22 Jan 2019
Altraspin's 3D printing method makes extremely smooth surfaced micro-parts without need for post-processing; cuts time and costs in prototyping.
Altraspin is a compact 3D printer intended for producing highly complex micro-parts.
Altraspin prints micro-parts for applications requiring high precision and a quality surface finish. These include the creation of micro-optics, micro-sensors and printing shapes that fit inside microfluidic devices. It is also suited to metamaterials, cell culture, tissue engineering, microrobotics, micromechanics and surface structuration.
“Microlight3D designed Altraspin to respond to manufacturing demands for more customization and the rapid prototyping of submicron parts that are not constrained by their geometric or organic shape,” commeneted Denis Barbier, company president.
“We have removed another constraint by extending user choice in the materials available for 3D microprinting. Altraspin is compatible with a wide range of polymers and biomaterials. The submicron resolution our technology achieves has been key to our growing success within the scientific community. We anticipate that industrial companies will also benefit from the advantages of our 3D-printer for micro-parts, reducing time-to-market.”
The sub-micron resolution Altraspin achieves, as low as 0.2µm, is based on a two-photon polymerization direct laser writing method plus its proprietary "continuous print flow" technique, which is not constrained by the conventional additive layer-by-layer approach that limits standard 3D printing resolution to 25µm. Therefore it can print micro-parts so smooth that they do not require post-processing.
Altraspin features a new TPP slicing tool, high-writing resolution and precision, and high-writing speeds, for complex 3D structures. It is compatible with any CAD models and files and its compact design is suited to laminar flow cabinets, clean-room and sterile environments, which prevent contamination of wafers.

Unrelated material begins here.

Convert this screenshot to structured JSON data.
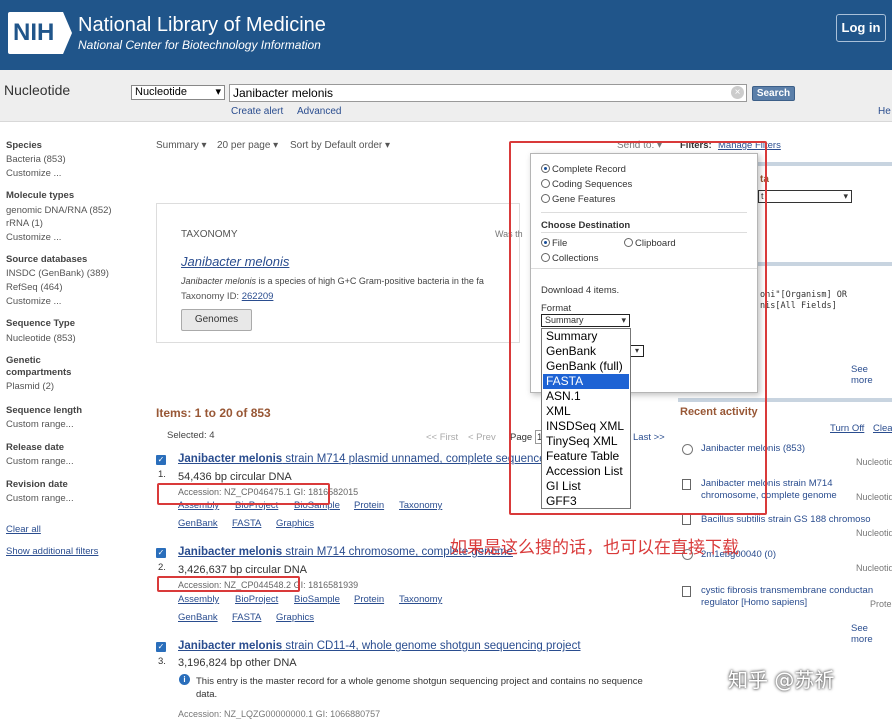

Once a user has designed a 3D model using standard CAD tools and chosen an appropriate polymer material, Microlight3D’s algorithms calculate the path that the laser will take to create the object; a laser pulse writes directly inside the liquid-material bath, solidifying the path it takes with the precision of less than 1µm. Once the operation is complete, a solvent washes away the excess monomer, allowing users to immediately handle the object, identical to the initial model.
Microlight3D will exhibit Altraspin at the BIOS expo, San Francisco, booth #8136, between February 2 – 3.